Exercise instructions
Gather each line containing the string "icon" from these entries.

Material provided
+++++

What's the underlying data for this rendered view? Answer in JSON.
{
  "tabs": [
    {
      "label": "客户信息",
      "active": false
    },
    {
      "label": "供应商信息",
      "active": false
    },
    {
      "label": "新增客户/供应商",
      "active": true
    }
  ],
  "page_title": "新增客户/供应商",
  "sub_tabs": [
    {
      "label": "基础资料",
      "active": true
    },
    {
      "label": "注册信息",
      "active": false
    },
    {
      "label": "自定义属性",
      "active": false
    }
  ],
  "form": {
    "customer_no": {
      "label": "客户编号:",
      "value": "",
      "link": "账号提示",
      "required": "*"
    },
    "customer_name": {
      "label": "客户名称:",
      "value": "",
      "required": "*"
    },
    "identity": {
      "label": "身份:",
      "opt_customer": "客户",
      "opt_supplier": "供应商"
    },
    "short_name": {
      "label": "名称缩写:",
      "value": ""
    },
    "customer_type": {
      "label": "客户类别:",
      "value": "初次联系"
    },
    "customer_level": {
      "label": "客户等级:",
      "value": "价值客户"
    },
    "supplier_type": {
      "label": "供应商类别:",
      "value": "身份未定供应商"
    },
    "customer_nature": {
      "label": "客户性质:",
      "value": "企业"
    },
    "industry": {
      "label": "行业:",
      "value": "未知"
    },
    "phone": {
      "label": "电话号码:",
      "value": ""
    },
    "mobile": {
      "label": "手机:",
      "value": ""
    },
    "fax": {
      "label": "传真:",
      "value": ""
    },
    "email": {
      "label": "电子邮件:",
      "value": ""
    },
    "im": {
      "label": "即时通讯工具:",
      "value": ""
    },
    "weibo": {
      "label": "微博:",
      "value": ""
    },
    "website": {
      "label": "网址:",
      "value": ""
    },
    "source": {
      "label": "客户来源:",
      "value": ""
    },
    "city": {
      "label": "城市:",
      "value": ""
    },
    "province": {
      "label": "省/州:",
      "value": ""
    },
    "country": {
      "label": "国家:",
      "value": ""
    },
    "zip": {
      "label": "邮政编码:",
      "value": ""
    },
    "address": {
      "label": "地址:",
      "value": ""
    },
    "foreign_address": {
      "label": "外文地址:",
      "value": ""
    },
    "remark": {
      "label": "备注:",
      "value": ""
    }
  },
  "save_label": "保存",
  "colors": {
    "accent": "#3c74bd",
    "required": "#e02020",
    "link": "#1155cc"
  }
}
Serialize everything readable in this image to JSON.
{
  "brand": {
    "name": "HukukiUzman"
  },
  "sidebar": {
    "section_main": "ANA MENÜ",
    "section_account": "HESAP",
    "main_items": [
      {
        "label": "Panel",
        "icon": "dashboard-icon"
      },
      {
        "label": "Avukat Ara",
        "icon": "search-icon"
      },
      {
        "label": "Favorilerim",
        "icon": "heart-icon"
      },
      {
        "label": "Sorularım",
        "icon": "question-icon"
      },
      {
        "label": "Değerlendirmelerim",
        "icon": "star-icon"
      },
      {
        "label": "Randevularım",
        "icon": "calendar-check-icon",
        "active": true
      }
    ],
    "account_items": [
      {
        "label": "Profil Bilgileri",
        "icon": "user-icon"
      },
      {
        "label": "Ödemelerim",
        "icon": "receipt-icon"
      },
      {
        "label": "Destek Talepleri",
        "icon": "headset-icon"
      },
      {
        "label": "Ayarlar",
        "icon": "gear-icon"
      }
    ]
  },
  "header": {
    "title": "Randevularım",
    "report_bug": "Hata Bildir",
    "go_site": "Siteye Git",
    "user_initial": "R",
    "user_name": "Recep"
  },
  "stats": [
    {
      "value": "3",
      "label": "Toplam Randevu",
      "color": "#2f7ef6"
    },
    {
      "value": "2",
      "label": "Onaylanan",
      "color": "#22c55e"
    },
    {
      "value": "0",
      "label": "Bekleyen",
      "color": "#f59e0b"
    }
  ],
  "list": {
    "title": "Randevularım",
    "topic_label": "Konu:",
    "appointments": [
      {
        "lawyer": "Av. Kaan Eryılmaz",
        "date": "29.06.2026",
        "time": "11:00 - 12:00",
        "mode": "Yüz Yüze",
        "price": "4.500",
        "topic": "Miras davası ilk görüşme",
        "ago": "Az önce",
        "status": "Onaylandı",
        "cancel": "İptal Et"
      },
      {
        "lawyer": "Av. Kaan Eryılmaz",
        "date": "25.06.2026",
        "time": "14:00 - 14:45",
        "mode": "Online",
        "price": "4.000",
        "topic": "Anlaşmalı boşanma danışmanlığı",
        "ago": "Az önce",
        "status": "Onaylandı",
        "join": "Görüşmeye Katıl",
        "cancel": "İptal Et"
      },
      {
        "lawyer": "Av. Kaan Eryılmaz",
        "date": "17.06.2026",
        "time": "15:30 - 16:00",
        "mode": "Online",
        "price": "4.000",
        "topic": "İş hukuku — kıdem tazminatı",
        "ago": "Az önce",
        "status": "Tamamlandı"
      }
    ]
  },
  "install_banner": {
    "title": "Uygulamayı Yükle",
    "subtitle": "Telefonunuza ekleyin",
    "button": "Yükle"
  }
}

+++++

Response
        "icon": "dashboard-icon"
        "icon": "search-icon"
        "icon": "heart-icon"
        "icon": "question-icon"
        "icon": "star-icon"
        "icon": "calendar-check-icon",
        "icon": "user-icon"
        "icon": "receipt-icon"
        "icon": "headset-icon"
        "icon": "gear-icon"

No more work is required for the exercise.